When do they face the problem?
What is the nature of the problem for different user personas?
Where exactly the problem is triggered?
Answering these questions helps you shape the product in a more effective way. This also helps the UI/UX designers in wireframing the solutions, and in accepting/rejecting feature requests from users.
For example, some people tend to bite their nails with their teeth. A user may request dentures with blades. Lol. You never know. But if you really understand the problem that a user is trying to solve, maybe you could suggest a nail clipper for a better CX.
One common misconception is that product thinking is all about problem-solving for the users. Nope. It goes beyond problem-solving. As displayed in the Venn diagram, product thinking is finding that common ground where users, business, and tech co-exists. Product thinking is ensuring that the problem is being solved, there is a viable business model, and the customer has desirability to reuse the solution.

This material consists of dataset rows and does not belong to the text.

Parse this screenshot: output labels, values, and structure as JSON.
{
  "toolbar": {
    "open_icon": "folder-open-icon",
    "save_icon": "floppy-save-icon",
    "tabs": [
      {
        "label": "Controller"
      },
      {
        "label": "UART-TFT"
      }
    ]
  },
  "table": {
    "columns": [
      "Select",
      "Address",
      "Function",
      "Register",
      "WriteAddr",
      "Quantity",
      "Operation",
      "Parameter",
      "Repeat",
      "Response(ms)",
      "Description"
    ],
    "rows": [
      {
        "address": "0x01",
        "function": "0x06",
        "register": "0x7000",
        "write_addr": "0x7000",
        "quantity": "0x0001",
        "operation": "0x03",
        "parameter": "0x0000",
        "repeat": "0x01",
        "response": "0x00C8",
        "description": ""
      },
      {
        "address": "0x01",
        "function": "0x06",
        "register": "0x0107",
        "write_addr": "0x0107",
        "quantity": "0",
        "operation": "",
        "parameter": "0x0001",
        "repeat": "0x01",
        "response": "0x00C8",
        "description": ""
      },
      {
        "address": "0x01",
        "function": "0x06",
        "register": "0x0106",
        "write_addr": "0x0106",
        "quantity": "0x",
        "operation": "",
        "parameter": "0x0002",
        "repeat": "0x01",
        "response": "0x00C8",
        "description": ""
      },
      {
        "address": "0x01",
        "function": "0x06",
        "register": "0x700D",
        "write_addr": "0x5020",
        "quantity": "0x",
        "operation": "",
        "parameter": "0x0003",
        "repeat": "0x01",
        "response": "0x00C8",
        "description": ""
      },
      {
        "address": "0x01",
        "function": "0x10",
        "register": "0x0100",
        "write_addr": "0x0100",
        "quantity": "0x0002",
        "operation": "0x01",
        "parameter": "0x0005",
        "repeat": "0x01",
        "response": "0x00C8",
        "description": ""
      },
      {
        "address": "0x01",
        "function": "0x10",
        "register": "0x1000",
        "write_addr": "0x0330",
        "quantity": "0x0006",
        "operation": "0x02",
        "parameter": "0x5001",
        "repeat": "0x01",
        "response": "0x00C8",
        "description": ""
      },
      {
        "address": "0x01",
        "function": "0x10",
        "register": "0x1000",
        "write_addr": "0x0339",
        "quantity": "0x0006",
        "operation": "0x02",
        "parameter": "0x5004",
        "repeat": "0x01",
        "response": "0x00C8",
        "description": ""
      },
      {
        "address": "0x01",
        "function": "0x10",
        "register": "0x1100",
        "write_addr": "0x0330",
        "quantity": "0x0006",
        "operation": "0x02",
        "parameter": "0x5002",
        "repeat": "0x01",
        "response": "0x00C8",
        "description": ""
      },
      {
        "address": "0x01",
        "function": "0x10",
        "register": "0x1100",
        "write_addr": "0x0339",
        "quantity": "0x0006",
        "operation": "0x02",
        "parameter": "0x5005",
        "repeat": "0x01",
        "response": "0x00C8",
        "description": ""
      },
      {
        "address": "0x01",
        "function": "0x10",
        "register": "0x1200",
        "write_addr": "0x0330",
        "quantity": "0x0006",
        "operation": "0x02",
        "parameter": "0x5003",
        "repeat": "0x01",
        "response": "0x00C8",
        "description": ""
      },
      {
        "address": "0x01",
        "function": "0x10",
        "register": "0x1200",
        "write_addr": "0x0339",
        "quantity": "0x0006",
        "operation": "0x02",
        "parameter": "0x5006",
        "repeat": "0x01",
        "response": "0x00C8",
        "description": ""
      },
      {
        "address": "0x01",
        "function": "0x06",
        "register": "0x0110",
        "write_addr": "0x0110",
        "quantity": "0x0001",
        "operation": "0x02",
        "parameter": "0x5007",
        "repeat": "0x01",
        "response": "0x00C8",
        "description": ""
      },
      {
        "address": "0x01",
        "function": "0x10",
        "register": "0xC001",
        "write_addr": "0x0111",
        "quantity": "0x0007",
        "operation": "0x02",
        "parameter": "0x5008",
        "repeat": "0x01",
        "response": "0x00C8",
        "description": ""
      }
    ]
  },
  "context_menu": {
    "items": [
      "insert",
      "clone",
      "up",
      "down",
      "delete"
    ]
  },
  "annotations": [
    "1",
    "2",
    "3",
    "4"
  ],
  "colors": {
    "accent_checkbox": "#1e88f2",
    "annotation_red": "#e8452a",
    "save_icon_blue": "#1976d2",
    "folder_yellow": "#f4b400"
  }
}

Some client seeks perfection in the first build with maximum features but in reality, it doesn’t work like that. Once your product is in the market, listen to your customer’s feedback and iteratively improve the product and enhance existing features or add new ones if required.
Isn’t product thinking & design thinking the same?
Nope. Yes, there are a few overlapping elements in both processes but fundamentally Design Thinking is something product thinkers use to discharge their responsibilities.
We have covered design thinking in detail in our insights. In addition to the outcomes of design thinking, product thinking is also involved with –
- Devising mechanisms to optimize the customer’s lifetime value
- Enabling businesses to flexibly price their products
- Gain competitive advantage
- Drive product-led growth
- Build monopoly with product
Before diving into the design phase we need to visualize the product backed by the data, and all the aforementioned points, so that we have clarity on what we are buildings and why?
Once the goals are clear we can design/develop the features with simple UI/UX such that even if a casual user uses your product, s/he is able to navigate without much difficulty and understand its core functionality. That’s when your product is more likely to be successful.
A product’s user experience is one of its USPs. But its core existence is for a purpose that fulfills a need or solves a problem that people have. Solving the problem becomes meaningful and provides value to the users. If the problem is non-existent, or the solution doesn’t fit the problem, the product becomes meaningless and people won’t use the product; which in turn leads to the downfall of the product. Wrong solutions can be fixed but solving a non-existent problem…IDK.
Key questions that help in effective product thinking.
What is the problem?
Why solve this problem?
What are the competitive advantages/disadvantages of our product?
What is the USP of our product?
How will it be implemented?
“It’s easy to develop complex products but it’s difficult to develop simple products.”
- First try to understand the problem/needs in the market and come up with solution.
- Prefer simple and delightful user experience over-complicated and frustrating UI
- Make continuous improvement based on the feedback received by customers over seeking perfection on the first attempt.